** Opening Source material block **

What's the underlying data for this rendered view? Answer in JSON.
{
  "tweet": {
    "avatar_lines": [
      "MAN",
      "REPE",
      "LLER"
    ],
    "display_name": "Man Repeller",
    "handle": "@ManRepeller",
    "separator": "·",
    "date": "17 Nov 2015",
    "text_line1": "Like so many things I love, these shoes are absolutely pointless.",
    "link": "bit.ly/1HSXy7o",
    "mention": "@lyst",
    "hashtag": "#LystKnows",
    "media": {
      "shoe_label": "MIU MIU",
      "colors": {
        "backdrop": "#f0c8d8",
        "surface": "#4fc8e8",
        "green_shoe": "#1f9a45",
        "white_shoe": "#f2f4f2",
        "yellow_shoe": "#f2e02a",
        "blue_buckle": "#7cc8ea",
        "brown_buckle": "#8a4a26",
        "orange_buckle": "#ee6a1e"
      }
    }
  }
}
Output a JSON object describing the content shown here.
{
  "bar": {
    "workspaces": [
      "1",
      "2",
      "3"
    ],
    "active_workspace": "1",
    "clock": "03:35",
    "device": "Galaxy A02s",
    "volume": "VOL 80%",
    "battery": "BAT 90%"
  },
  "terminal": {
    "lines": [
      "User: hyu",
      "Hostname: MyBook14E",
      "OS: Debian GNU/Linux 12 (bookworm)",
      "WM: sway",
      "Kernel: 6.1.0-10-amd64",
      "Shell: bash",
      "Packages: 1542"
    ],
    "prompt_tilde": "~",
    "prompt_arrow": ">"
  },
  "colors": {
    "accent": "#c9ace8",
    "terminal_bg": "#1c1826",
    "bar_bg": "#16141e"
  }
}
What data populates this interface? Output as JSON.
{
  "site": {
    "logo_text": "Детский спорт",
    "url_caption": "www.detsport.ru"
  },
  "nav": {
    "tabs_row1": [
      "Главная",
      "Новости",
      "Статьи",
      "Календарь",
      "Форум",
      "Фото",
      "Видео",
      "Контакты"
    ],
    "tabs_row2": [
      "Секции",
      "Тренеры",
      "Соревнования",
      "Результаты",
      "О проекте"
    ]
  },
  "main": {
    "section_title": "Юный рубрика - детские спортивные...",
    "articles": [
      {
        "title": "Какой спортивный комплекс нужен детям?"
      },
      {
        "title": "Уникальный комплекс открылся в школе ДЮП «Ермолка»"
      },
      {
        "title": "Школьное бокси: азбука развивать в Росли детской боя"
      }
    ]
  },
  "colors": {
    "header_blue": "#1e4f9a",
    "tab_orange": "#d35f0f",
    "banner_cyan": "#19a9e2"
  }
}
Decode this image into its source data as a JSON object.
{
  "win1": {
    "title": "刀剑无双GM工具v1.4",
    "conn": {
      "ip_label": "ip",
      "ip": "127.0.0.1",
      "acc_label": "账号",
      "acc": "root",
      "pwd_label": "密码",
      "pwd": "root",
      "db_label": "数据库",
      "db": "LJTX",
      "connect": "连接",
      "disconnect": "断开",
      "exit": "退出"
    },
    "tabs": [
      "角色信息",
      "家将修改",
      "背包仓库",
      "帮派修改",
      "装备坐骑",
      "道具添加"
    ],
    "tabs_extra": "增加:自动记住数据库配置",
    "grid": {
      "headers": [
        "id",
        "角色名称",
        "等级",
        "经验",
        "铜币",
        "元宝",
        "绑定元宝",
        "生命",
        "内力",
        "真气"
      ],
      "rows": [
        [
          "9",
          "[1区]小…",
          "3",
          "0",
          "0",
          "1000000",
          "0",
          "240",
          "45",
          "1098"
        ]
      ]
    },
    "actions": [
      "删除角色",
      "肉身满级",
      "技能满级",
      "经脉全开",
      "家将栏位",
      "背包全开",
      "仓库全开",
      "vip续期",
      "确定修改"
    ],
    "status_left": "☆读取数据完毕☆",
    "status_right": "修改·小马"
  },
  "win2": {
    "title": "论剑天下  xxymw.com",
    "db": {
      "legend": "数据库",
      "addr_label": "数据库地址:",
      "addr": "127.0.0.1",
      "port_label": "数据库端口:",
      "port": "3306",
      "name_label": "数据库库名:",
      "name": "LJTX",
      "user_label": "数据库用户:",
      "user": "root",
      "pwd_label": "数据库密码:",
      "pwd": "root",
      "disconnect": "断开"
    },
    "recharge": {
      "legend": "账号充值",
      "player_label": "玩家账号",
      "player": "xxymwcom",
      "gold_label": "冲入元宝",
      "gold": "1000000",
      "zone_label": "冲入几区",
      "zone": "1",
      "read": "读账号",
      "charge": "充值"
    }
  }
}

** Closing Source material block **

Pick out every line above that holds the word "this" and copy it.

What's the underlying data for this rendered view? Answer in JSON.
What data populates this interface? Output as JSON.
Decode this image into its source data as a JSON object.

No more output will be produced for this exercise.